* [INFORMATION]:

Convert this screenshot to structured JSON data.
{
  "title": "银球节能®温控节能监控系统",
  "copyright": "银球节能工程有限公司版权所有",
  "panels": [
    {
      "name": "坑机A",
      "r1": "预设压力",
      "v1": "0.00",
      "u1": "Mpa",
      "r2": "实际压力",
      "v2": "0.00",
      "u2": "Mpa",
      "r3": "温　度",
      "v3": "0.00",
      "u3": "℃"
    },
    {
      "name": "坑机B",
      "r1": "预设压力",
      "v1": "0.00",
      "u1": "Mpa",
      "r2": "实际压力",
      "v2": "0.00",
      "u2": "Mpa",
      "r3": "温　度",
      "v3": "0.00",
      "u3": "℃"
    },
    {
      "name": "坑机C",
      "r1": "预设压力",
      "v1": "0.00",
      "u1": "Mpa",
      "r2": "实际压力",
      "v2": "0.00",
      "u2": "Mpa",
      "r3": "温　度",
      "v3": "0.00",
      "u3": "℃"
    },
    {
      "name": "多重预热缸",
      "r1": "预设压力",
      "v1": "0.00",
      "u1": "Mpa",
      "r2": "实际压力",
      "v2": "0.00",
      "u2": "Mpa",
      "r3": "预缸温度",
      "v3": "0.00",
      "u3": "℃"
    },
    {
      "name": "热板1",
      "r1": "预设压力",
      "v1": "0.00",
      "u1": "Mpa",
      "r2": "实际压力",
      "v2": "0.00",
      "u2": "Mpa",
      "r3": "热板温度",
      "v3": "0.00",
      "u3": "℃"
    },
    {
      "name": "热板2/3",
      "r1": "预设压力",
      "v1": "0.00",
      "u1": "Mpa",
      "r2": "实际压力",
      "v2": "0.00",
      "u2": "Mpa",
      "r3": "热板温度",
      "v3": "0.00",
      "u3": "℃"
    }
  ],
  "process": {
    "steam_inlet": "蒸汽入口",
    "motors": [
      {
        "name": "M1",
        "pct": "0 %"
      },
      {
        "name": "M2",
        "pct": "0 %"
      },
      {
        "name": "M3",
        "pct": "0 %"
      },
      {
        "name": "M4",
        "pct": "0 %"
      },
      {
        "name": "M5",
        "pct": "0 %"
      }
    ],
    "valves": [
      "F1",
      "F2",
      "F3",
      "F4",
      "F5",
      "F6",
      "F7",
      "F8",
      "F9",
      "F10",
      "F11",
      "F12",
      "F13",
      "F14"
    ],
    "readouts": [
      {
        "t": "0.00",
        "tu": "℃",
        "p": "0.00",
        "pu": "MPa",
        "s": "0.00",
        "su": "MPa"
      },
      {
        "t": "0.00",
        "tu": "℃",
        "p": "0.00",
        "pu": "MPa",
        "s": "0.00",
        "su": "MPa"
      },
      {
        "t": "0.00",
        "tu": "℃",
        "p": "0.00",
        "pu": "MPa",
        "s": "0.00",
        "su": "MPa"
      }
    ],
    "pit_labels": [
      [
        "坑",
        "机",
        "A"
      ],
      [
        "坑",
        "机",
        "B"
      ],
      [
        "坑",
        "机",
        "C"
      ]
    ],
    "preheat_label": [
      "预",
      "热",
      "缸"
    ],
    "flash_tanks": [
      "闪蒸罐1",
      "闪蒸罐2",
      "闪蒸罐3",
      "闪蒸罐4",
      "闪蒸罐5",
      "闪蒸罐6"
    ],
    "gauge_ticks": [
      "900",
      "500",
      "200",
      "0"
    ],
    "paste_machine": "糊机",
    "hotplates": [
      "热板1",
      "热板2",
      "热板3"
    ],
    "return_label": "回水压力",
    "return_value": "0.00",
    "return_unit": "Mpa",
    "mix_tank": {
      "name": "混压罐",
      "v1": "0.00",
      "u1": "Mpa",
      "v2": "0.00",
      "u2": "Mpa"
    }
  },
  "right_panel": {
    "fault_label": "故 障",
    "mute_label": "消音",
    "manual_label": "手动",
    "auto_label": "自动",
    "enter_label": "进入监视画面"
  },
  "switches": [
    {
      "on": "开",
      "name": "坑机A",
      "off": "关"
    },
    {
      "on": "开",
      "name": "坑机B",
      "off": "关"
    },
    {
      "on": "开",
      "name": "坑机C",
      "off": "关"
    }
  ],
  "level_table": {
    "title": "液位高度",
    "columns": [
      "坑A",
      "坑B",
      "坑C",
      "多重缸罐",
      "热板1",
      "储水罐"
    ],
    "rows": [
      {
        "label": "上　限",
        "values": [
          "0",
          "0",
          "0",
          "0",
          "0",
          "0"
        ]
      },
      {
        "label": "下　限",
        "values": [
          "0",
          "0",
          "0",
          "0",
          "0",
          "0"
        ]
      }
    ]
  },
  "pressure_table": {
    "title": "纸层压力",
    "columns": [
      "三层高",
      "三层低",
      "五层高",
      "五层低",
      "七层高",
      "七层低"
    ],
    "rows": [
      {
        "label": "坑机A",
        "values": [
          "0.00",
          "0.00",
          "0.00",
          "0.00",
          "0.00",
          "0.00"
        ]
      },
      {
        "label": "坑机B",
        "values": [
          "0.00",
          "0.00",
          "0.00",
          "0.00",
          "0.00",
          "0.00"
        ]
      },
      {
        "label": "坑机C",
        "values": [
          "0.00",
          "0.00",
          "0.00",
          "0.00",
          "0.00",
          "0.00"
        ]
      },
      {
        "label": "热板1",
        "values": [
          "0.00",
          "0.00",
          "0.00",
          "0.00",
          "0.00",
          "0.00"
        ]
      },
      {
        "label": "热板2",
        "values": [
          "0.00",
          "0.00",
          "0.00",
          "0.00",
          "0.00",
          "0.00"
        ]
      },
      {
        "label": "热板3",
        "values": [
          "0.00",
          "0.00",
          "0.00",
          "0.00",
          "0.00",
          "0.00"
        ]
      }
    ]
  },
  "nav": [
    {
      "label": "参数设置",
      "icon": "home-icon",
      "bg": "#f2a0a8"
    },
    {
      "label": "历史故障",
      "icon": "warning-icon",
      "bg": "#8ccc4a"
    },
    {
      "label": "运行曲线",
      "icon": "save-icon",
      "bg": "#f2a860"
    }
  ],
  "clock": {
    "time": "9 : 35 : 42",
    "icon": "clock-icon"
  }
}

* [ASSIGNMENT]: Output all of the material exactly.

* [RESULT]:
Convert this screenshot to structured JSON data.
{
  "title": "银球节能®温控节能监控系统",
  "copyright": "银球节能工程有限公司版权所有",
  "panels": [
    {
      "name": "坑机A",
      "r1": "预设压力",
      "v1": "0.00",
      "u1": "Mpa",
      "r2": "实际压力",
      "v2": "0.00",
      "u2": "Mpa",
      "r3": "温　度",
      "v3": "0.00",
      "u3": "℃"
    },
    {
      "name": "坑机B",
      "r1": "预设压力",
      "v1": "0.00",
      "u1": "Mpa",
      "r2": "实际压力",
      "v2": "0.00",
      "u2": "Mpa",
      "r3": "温　度",
      "v3": "0.00",
      "u3": "℃"
    },
    {
      "name": "坑机C",
      "r1": "预设压力",
      "v1": "0.00",
      "u1": "Mpa",
      "r2": "实际压力",
      "v2": "0.00",
      "u2": "Mpa",
      "r3": "温　度",
      "v3": "0.00",
      "u3": "℃"
    },
    {
      "name": "多重预热缸",
      "r1": "预设压力",
      "v1": "0.00",
      "u1": "Mpa",
      "r2": "实际压力",
      "v2": "0.00",
      "u2": "Mpa",
      "r3": "预缸温度",
      "v3": "0.00",
      "u3": "℃"
    },
    {
      "name": "热板1",
      "r1": "预设压力",
      "v1": "0.00",
      "u1": "Mpa",
      "r2": "实际压力",
      "v2": "0.00",
      "u2": "Mpa",
      "r3": "热板温度",
      "v3": "0.00",
      "u3": "℃"
    },
    {
      "name": "热板2/3",
      "r1": "预设压力",
      "v1": "0.00",
      "u1": "Mpa",
      "r2": "实际压力",
      "v2": "0.00",
      "u2": "Mpa",
      "r3": "热板温度",
      "v3": "0.00",
      "u3": "℃"
    }
  ],
  "process": {
    "steam_inlet": "蒸汽入口",
    "motors": [
      {
        "name": "M1",
        "pct": "0 %"
      },
      {
        "name": "M2",
        "pct": "0 %"
      },
      {
        "name": "M3",
        "pct": "0 %"
      },
      {
        "name": "M4",
        "pct": "0 %"
      },
      {
        "name": "M5",
        "pct": "0 %"
      }
    ],
    "valves": [
      "F1",
      "F2",
      "F3",
      "F4",
      "F5",
      "F6",
      "F7",
      "F8",
      "F9",
      "F10",
      "F11",
      "F12",
      "F13",
      "F14"
    ],
    "readouts": [
      {
        "t": "0.00",
        "tu": "℃",
        "p": "0.00",
        "pu": "MPa",
        "s": "0.00",
        "su": "MPa"
      },
      {
        "t": "0.00",
        "tu": "℃",
        "p": "0.00",
        "pu": "MPa",
        "s": "0.00",
        "su": "MPa"
      },
      {
        "t": "0.00",
        "tu": "℃",
        "p": "0.00",
        "pu": "MPa",
        "s": "0.00",
        "su": "MPa"
      }
    ],
    "pit_labels": [
      [
        "坑",
        "机",
        "A"
      ],
      [
        "坑",
        "机",
        "B"
      ],
      [
        "坑",
        "机",
        "C"
      ]
    ],
    "preheat_label": [
      "预",
      "热",
      "缸"
    ],
    "flash_tanks": [
      "闪蒸罐1",
      "闪蒸罐2",
      "闪蒸罐3",
      "闪蒸罐4",
      "闪蒸罐5",
      "闪蒸罐6"
    ],
    "gauge_ticks": [
      "900",
      "500",
      "200",
      "0"
    ],
    "paste_machine": "糊机",
    "hotplates": [
      "热板1",
      "热板2",
      "热板3"
    ],
    "return_label": "回水压力",
    "return_value": "0.00",
    "return_unit": "Mpa",
    "mix_tank": {
      "name": "混压罐",
      "v1": "0.00",
      "u1": "Mpa",
      "v2": "0.00",
      "u2": "Mpa"
    }
  },
  "right_panel": {
    "fault_label": "故 障",
    "mute_label": "消音",
    "manual_label": "手动",
    "auto_label": "自动",
    "enter_label": "进入监视画面"
  },
  "switches": [
    {
      "on": "开",
      "name": "坑机A",
      "off": "关"
    },
    {
      "on": "开",
      "name": "坑机B",
      "off": "关"
    },
    {
      "on": "开",
      "name": "坑机C",
      "off": "关"
    }
  ],
  "level_table": {
    "title": "液位高度",
    "columns": [
      "坑A",
      "坑B",
      "坑C",
      "多重缸罐",
      "热板1",
      "储水罐"
    ],
    "rows": [
      {
        "label": "上　限",
        "values": [
          "0",
          "0",
          "0",
          "0",
          "0",
          "0"
        ]
      },
      {
        "label": "下　限",
        "values": [
          "0",
          "0",
          "0",
          "0",
          "0",
          "0"
        ]
      }
    ]
  },
  "pressure_table": {
    "title": "纸层压力",
    "columns": [
      "三层高",
      "三层低",
      "五层高",
      "五层低",
      "七层高",
      "七层低"
    ],
    "rows": [
      {
        "label": "坑机A",
        "values": [
          "0.00",
          "0.00",
          "0.00",
          "0.00",
          "0.00",
          "0.00"
        ]
      },
      {
        "label": "坑机B",
        "values": [
          "0.00",
          "0.00",
          "0.00",
          "0.00",
          "0.00",
          "0.00"
        ]
      },
      {
        "label": "坑机C",
        "values": [
          "0.00",
          "0.00",
          "0.00",
          "0.00",
          "0.00",
          "0.00"
        ]
      },
      {
        "label": "热板1",
        "values": [
          "0.00",
          "0.00",
          "0.00",
          "0.00",
          "0.00",
          "0.00"
        ]
      },
      {
        "label": "热板2",
        "values": [
          "0.00",
          "0.00",
          "0.00",
          "0.00",
          "0.00",
          "0.00"
        ]
      },
      {
        "label": "热板3",
        "values": [
          "0.00",
          "0.00",
          "0.00",
          "0.00",
          "0.00",
          "0.00"
        ]
      }
    ]
  },
  "nav": [
    {
      "label": "参数设置",
      "icon": "home-icon",
      "bg": "#f2a0a8"
    },
    {
      "label": "历史故障",
      "icon": "warning-icon",
      "bg": "#8ccc4a"
    },
    {
      "label": "运行曲线",
      "icon": "save-icon",
      "bg": "#f2a860"
    }
  ],
  "clock": {
    "time": "9 : 35 : 42",
    "icon": "clock-icon"
  }
}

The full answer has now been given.